*PROBLEM*. Repeat each line of the data below exactly, but skip the pictures.

*INPUT RECORDS*.
########################################

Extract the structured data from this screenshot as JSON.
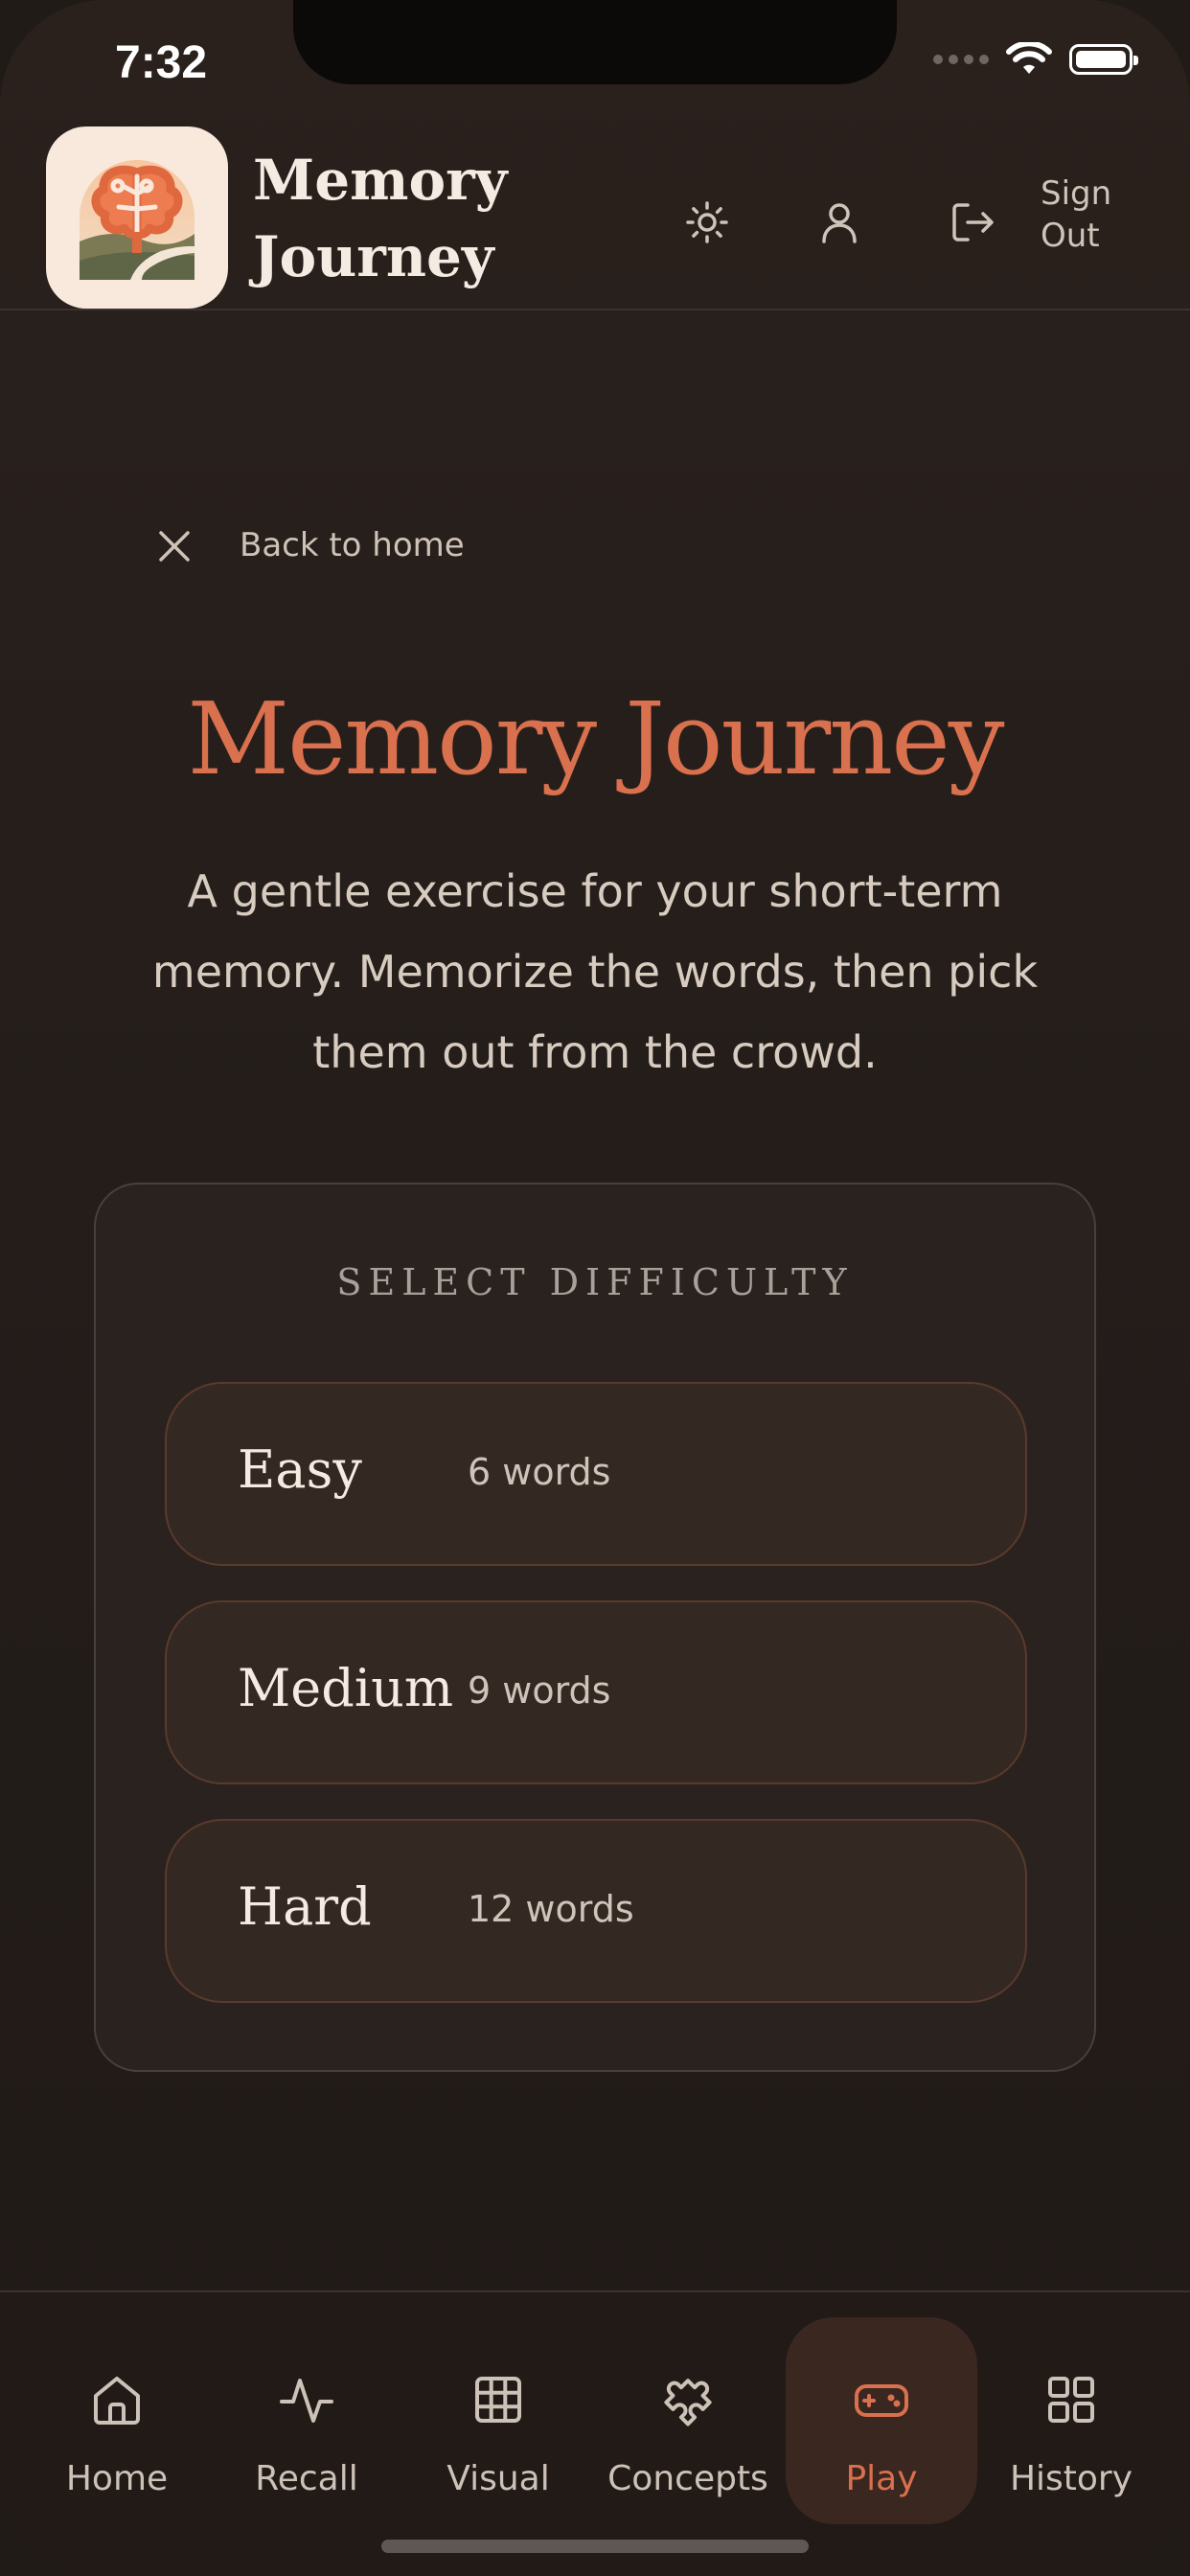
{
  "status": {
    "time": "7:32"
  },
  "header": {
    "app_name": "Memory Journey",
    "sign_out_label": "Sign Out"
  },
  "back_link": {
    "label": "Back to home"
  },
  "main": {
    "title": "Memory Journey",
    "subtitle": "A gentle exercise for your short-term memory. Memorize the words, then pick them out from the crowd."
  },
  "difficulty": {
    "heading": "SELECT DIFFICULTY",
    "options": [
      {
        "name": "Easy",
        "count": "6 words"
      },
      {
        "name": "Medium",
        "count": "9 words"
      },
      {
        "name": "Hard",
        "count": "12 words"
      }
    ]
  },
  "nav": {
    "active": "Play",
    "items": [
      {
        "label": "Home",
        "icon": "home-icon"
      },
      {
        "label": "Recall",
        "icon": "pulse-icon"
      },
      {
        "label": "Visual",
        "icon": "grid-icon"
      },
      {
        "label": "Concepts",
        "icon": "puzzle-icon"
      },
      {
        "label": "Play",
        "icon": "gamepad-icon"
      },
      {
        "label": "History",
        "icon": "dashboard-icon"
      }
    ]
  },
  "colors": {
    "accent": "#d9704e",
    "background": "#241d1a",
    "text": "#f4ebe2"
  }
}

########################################

*THE ANSWER*.
Extract the structured data from this screenshot as JSON.
{
  "status": {
    "time": "7:32"
  },
  "header": {
    "app_name": "Memory Journey",
    "sign_out_label": "Sign Out"
  },
  "back_link": {
    "label": "Back to home"
  },
  "main": {
    "title": "Memory Journey",
    "subtitle": "A gentle exercise for your short-term memory. Memorize the words, then pick them out from the crowd."
  },
  "difficulty": {
    "heading": "SELECT DIFFICULTY",
    "options": [
      {
        "name": "Easy",
        "count": "6 words"
      },
      {
        "name": "Medium",
        "count": "9 words"
      },
      {
        "name": "Hard",
        "count": "12 words"
      }
    ]
  },
  "nav": {
    "active": "Play",
    "items": [
      {
        "label": "Home",
        "icon": "home-icon"
      },
      {
        "label": "Recall",
        "icon": "pulse-icon"
      },
      {
        "label": "Visual",
        "icon": "grid-icon"
      },
      {
        "label": "Concepts",
        "icon": "puzzle-icon"
      },
      {
        "label": "Play",
        "icon": "gamepad-icon"
      },
      {
        "label": "History",
        "icon": "dashboard-icon"
      }
    ]
  },
  "colors": {
    "accent": "#d9704e",
    "background": "#241d1a",
    "text": "#f4ebe2"
  }
}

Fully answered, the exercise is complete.